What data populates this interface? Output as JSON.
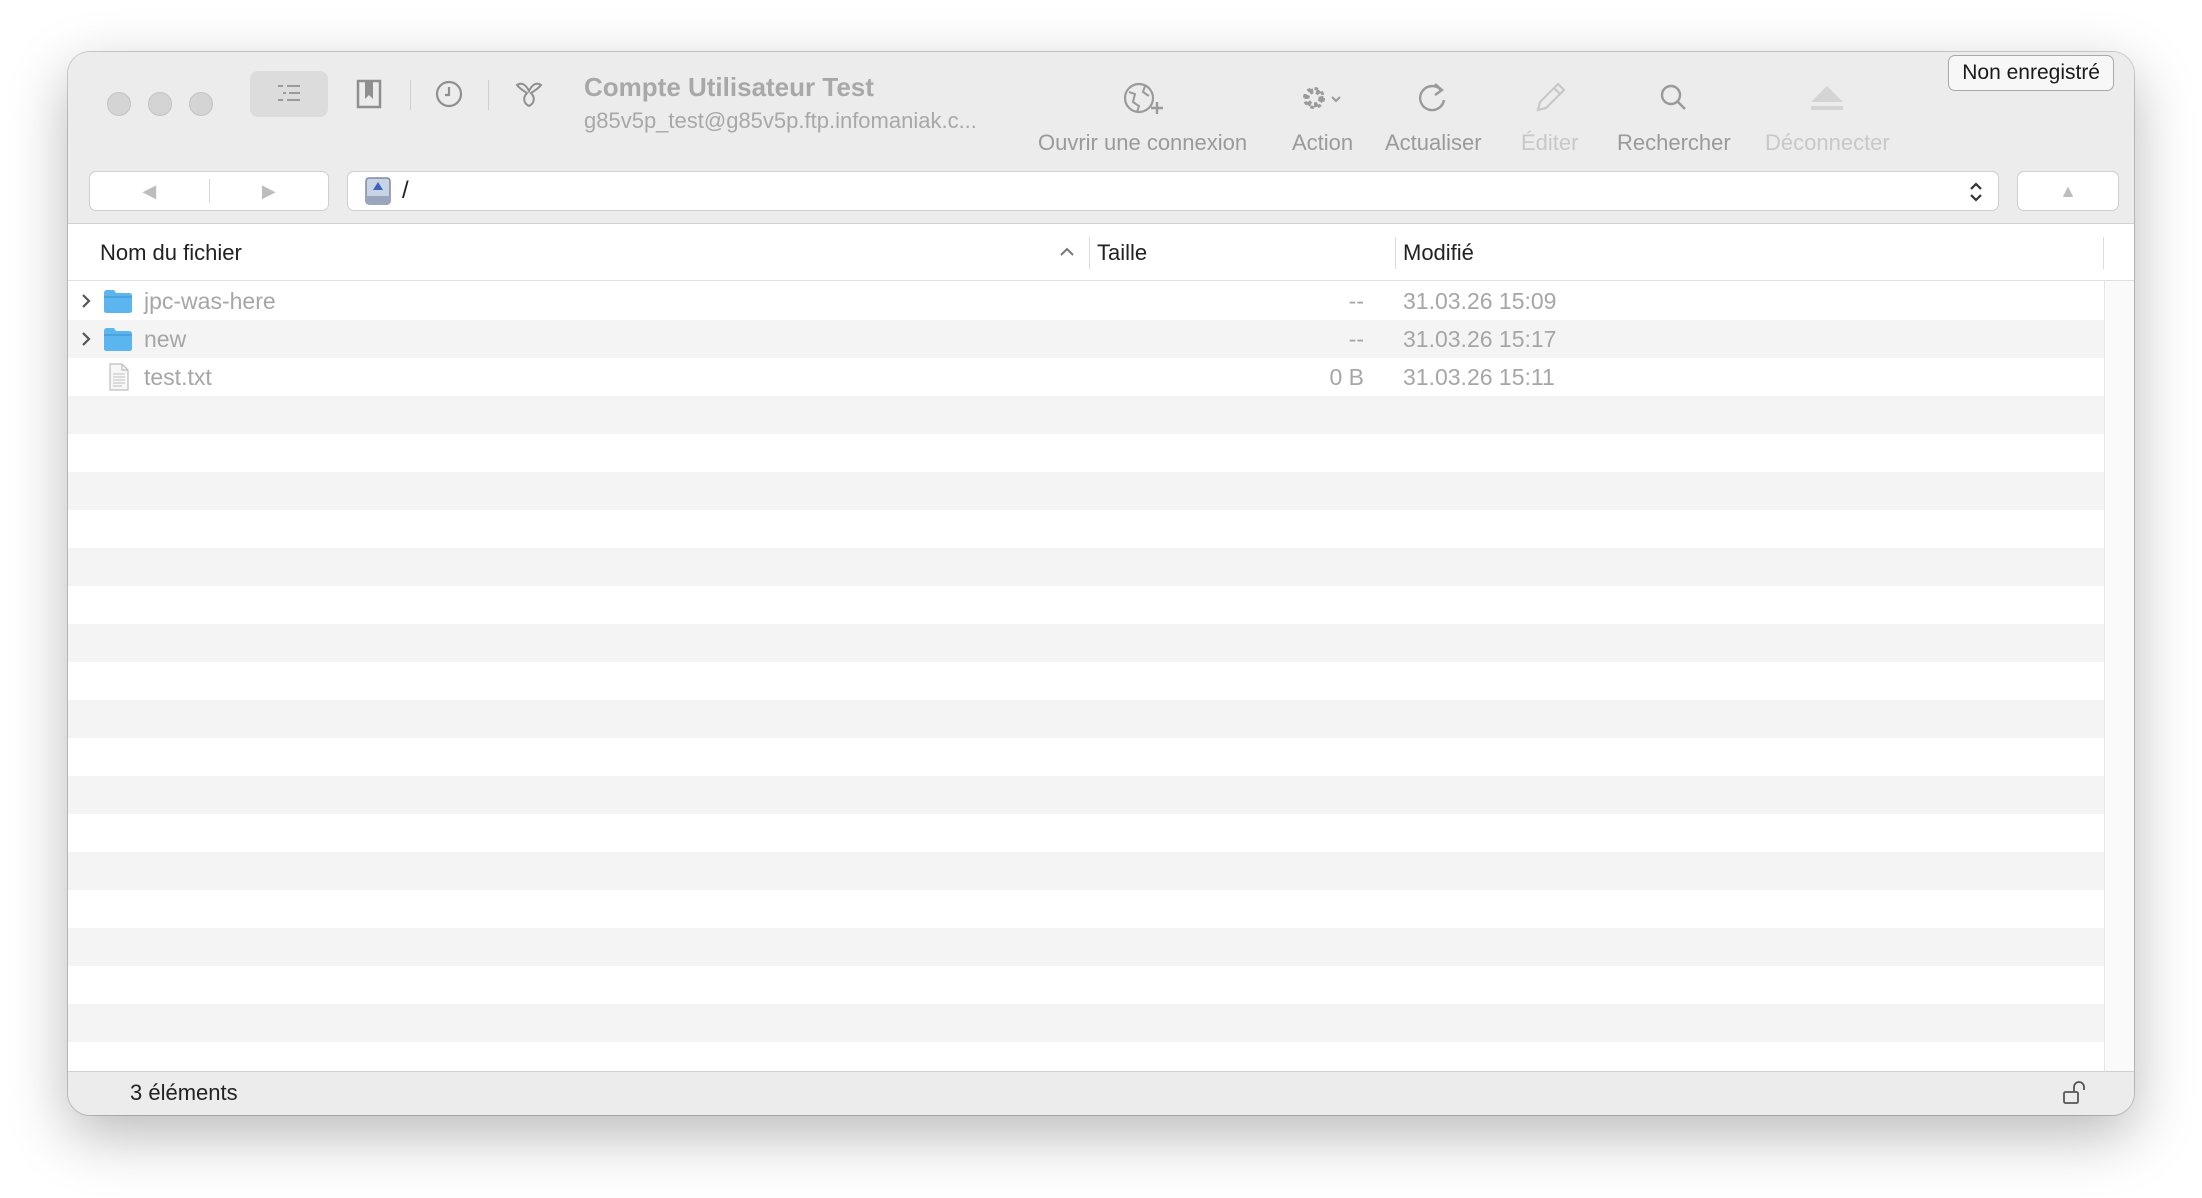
{
  "window": {
    "connection_title": "Compte Utilisateur Test",
    "connection_subtitle": "g85v5p_test@g85v5p.ftp.infomaniak.c...",
    "unregistered_label": "Non enregistré"
  },
  "toolbar": {
    "items": [
      {
        "label": "Ouvrir une connexion",
        "icon": "globe-plus-icon",
        "enabled": true
      },
      {
        "label": "Action",
        "icon": "gear-dropdown-icon",
        "enabled": true
      },
      {
        "label": "Actualiser",
        "icon": "refresh-icon",
        "enabled": true
      },
      {
        "label": "Éditer",
        "icon": "pencil-icon",
        "enabled": false
      },
      {
        "label": "Rechercher",
        "icon": "search-icon",
        "enabled": true
      },
      {
        "label": "Déconnecter",
        "icon": "eject-icon",
        "enabled": false
      }
    ]
  },
  "pathbar": {
    "path": "/"
  },
  "columns": {
    "name": "Nom du fichier",
    "size": "Taille",
    "modified": "Modifié"
  },
  "files": [
    {
      "name": "jpc-was-here",
      "type": "folder",
      "size": "--",
      "modified": "31.03.26 15:09"
    },
    {
      "name": "new",
      "type": "folder",
      "size": "--",
      "modified": "31.03.26 15:17"
    },
    {
      "name": "test.txt",
      "type": "file",
      "size": "0 B",
      "modified": "31.03.26 15:11"
    }
  ],
  "status": {
    "count": "3 éléments"
  },
  "colors": {
    "folder": "#5bb6ef",
    "titlebar": "#ececec",
    "stripe": "#f4f4f4"
  }
}
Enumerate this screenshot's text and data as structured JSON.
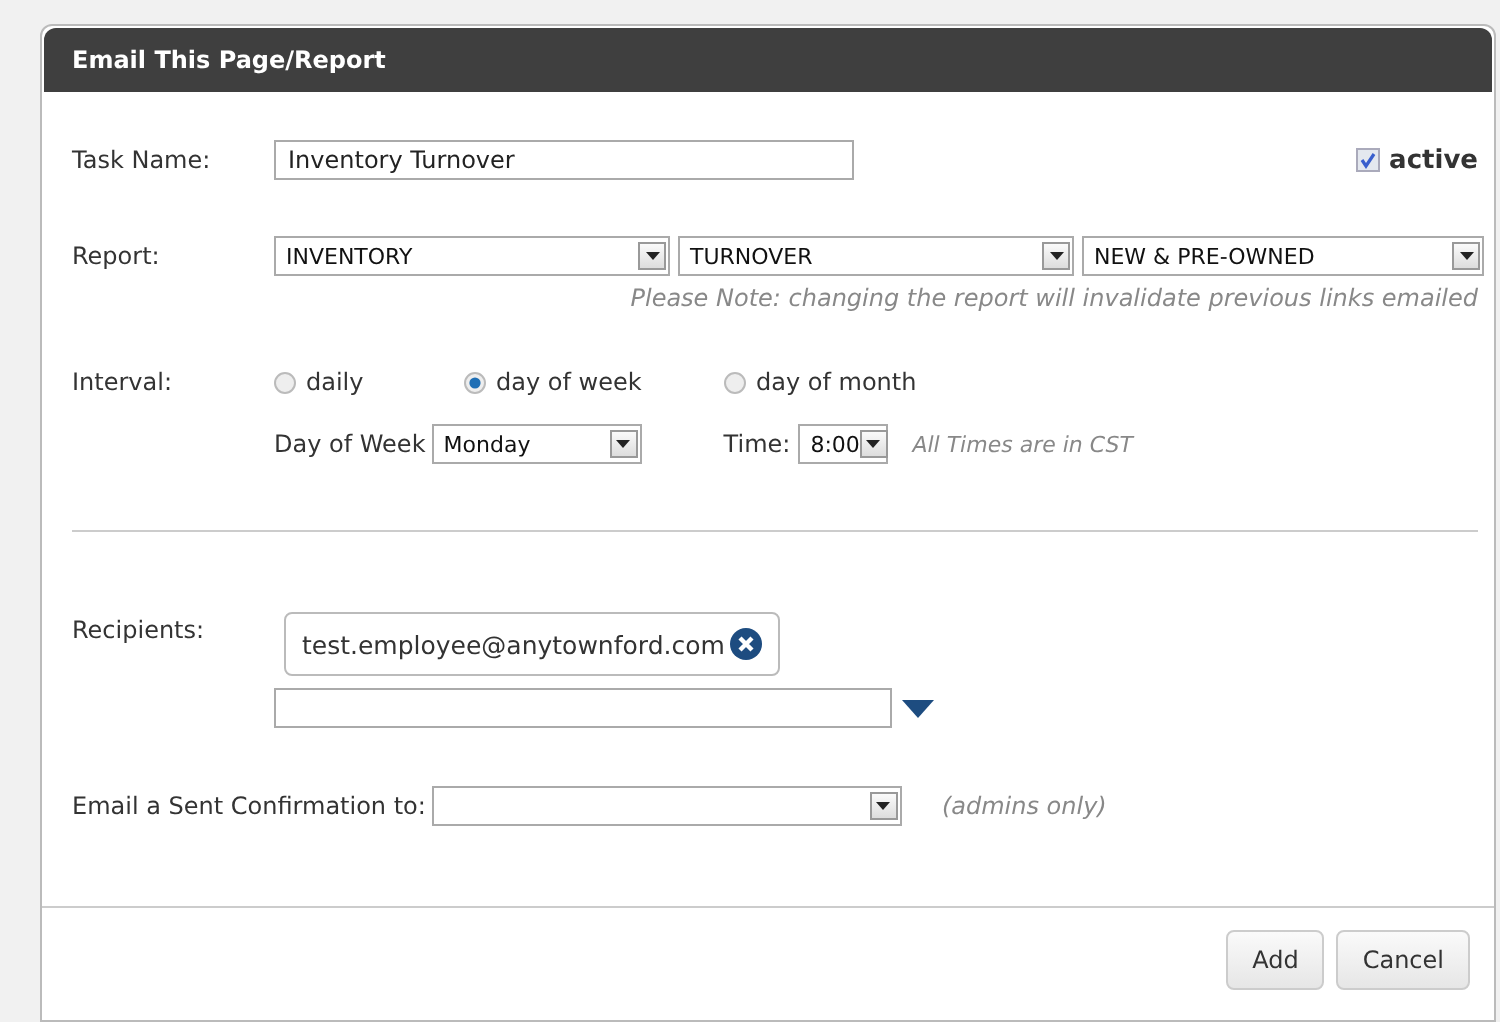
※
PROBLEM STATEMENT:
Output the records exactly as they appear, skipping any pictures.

SOLUTION TO THIS PROBLEM:
What data populates this interface? Output as JSON.
{
  "window": {
    "connection_title": "Compte Utilisateur Test",
    "connection_subtitle": "g85v5p_test@g85v5p.ftp.infomaniak.c...",
    "unregistered_label": "Non enregistré"
  },
  "toolbar": {
    "items": [
      {
        "label": "Ouvrir une connexion",
        "icon": "globe-plus-icon",
        "enabled": true
      },
      {
        "label": "Action",
        "icon": "gear-dropdown-icon",
        "enabled": true
      },
      {
        "label": "Actualiser",
        "icon": "refresh-icon",
        "enabled": true
      },
      {
        "label": "Éditer",
        "icon": "pencil-icon",
        "enabled": false
      },
      {
        "label": "Rechercher",
        "icon": "search-icon",
        "enabled": true
      },
      {
        "label": "Déconnecter",
        "icon": "eject-icon",
        "enabled": false
      }
    ]
  },
  "pathbar": {
    "path": "/"
  },
  "columns": {
    "name": "Nom du fichier",
    "size": "Taille",
    "modified": "Modifié"
  },
  "files": [
    {
      "name": "jpc-was-here",
      "type": "folder",
      "size": "--",
      "modified": "31.03.26 15:09"
    },
    {
      "name": "new",
      "type": "folder",
      "size": "--",
      "modified": "31.03.26 15:17"
    },
    {
      "name": "test.txt",
      "type": "file",
      "size": "0 B",
      "modified": "31.03.26 15:11"
    }
  ],
  "status": {
    "count": "3 éléments"
  },
  "colors": {
    "folder": "#5bb6ef",
    "titlebar": "#ececec",
    "stripe": "#f4f4f4"
  }
}
Enumerate this screenshot's text and data as structured JSON.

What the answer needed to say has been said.